*Input data*.
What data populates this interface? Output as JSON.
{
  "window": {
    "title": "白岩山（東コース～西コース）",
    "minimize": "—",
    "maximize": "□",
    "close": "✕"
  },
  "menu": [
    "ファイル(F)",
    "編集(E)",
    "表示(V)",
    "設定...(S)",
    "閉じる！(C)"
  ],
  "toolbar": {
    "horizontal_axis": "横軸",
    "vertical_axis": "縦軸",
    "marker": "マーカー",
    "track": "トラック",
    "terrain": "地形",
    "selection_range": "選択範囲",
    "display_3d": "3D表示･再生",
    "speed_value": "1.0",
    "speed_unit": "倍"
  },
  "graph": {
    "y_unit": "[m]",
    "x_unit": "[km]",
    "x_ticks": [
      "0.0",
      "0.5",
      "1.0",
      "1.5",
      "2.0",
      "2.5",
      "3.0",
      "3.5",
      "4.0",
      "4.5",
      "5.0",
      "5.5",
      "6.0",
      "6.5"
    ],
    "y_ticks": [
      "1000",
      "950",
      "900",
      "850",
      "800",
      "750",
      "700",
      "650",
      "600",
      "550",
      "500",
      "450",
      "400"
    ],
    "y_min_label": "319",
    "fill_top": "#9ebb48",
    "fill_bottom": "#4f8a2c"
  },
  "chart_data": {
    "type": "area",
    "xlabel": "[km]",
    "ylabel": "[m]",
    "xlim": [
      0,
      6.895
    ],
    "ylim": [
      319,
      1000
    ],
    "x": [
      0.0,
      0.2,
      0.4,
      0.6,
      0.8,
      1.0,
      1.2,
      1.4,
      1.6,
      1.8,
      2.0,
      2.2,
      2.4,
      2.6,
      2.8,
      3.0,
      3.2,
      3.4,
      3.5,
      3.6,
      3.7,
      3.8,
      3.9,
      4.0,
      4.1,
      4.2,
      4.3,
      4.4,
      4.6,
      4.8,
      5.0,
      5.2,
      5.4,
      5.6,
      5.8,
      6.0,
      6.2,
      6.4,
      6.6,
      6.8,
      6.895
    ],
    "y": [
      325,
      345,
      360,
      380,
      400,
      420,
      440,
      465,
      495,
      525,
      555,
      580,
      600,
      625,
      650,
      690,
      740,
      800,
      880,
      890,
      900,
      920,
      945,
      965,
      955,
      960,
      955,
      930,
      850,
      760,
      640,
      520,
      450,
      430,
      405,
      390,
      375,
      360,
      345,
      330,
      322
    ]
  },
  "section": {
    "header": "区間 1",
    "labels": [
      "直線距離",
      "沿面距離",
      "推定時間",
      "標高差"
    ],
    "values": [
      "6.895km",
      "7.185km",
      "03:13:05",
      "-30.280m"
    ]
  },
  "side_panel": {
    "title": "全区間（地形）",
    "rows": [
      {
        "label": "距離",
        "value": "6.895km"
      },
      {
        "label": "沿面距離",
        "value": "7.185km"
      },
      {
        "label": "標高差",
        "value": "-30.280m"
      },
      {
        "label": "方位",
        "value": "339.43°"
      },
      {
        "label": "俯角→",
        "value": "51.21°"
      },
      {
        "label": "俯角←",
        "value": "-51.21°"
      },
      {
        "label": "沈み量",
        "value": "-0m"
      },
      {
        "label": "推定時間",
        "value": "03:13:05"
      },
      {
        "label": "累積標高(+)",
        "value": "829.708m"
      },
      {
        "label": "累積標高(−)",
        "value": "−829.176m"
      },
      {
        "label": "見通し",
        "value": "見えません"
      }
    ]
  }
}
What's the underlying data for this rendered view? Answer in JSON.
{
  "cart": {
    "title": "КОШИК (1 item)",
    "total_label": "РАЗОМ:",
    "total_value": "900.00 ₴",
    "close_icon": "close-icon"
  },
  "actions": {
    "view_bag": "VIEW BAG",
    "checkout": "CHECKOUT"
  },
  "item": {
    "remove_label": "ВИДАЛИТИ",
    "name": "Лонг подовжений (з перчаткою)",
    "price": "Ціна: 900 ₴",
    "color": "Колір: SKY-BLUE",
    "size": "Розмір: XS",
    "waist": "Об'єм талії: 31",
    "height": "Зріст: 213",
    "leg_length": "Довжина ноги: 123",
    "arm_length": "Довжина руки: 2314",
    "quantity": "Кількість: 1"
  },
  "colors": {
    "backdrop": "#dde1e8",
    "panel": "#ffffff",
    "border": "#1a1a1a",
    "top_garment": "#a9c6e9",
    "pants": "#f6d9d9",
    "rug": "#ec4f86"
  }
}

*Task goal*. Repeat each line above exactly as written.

*Result below*.
What data populates this interface? Output as JSON.
{
  "window": {
    "title": "白岩山（東コース～西コース）",
    "minimize": "—",
    "maximize": "□",
    "close": "✕"
  },
  "menu": [
    "ファイル(F)",
    "編集(E)",
    "表示(V)",
    "設定...(S)",
    "閉じる！(C)"
  ],
  "toolbar": {
    "horizontal_axis": "横軸",
    "vertical_axis": "縦軸",
    "marker": "マーカー",
    "track": "トラック",
    "terrain": "地形",
    "selection_range": "選択範囲",
    "display_3d": "3D表示･再生",
    "speed_value": "1.0",
    "speed_unit": "倍"
  },
  "graph": {
    "y_unit": "[m]",
    "x_unit": "[km]",
    "x_ticks": [
      "0.0",
      "0.5",
      "1.0",
      "1.5",
      "2.0",
      "2.5",
      "3.0",
      "3.5",
      "4.0",
      "4.5",
      "5.0",
      "5.5",
      "6.0",
      "6.5"
    ],
    "y_ticks": [
      "1000",
      "950",
      "900",
      "850",
      "800",
      "750",
      "700",
      "650",
      "600",
      "550",
      "500",
      "450",
      "400"
    ],
    "y_min_label": "319",
    "fill_top": "#9ebb48",
    "fill_bottom": "#4f8a2c"
  },
  "chart_data": {
    "type": "area",
    "xlabel": "[km]",
    "ylabel": "[m]",
    "xlim": [
      0,
      6.895
    ],
    "ylim": [
      319,
      1000
    ],
    "x": [
      0.0,
      0.2,
      0.4,
      0.6,
      0.8,
      1.0,
      1.2,
      1.4,
      1.6,
      1.8,
      2.0,
      2.2,
      2.4,
      2.6,
      2.8,
      3.0,
      3.2,
      3.4,
      3.5,
      3.6,
      3.7,
      3.8,
      3.9,
      4.0,
      4.1,
      4.2,
      4.3,
      4.4,
      4.6,
      4.8,
      5.0,
      5.2,
      5.4,
      5.6,
      5.8,
      6.0,
      6.2,
      6.4,
      6.6,
      6.8,
      6.895
    ],
    "y": [
      325,
      345,
      360,
      380,
      400,
      420,
      440,
      465,
      495,
      525,
      555,
      580,
      600,
      625,
      650,
      690,
      740,
      800,
      880,
      890,
      900,
      920,
      945,
      965,
      955,
      960,
      955,
      930,
      850,
      760,
      640,
      520,
      450,
      430,
      405,
      390,
      375,
      360,
      345,
      330,
      322
    ]
  },
  "section": {
    "header": "区間 1",
    "labels": [
      "直線距離",
      "沿面距離",
      "推定時間",
      "標高差"
    ],
    "values": [
      "6.895km",
      "7.185km",
      "03:13:05",
      "-30.280m"
    ]
  },
  "side_panel": {
    "title": "全区間（地形）",
    "rows": [
      {
        "label": "距離",
        "value": "6.895km"
      },
      {
        "label": "沿面距離",
        "value": "7.185km"
      },
      {
        "label": "標高差",
        "value": "-30.280m"
      },
      {
        "label": "方位",
        "value": "339.43°"
      },
      {
        "label": "俯角→",
        "value": "51.21°"
      },
      {
        "label": "俯角←",
        "value": "-51.21°"
      },
      {
        "label": "沈み量",
        "value": "-0m"
      },
      {
        "label": "推定時間",
        "value": "03:13:05"
      },
      {
        "label": "累積標高(+)",
        "value": "829.708m"
      },
      {
        "label": "累積標高(−)",
        "value": "−829.176m"
      },
      {
        "label": "見通し",
        "value": "見えません"
      }
    ]
  }
}
What's the underlying data for this rendered view? Answer in JSON.
{
  "cart": {
    "title": "КОШИК (1 item)",
    "total_label": "РАЗОМ:",
    "total_value": "900.00 ₴",
    "close_icon": "close-icon"
  },
  "actions": {
    "view_bag": "VIEW BAG",
    "checkout": "CHECKOUT"
  },
  "item": {
    "remove_label": "ВИДАЛИТИ",
    "name": "Лонг подовжений (з перчаткою)",
    "price": "Ціна: 900 ₴",
    "color": "Колір: SKY-BLUE",
    "size": "Розмір: XS",
    "waist": "Об'єм талії: 31",
    "height": "Зріст: 213",
    "leg_length": "Довжина ноги: 123",
    "arm_length": "Довжина руки: 2314",
    "quantity": "Кількість: 1"
  },
  "colors": {
    "backdrop": "#dde1e8",
    "panel": "#ffffff",
    "border": "#1a1a1a",
    "top_garment": "#a9c6e9",
    "pants": "#f6d9d9",
    "rug": "#ec4f86"
  }
}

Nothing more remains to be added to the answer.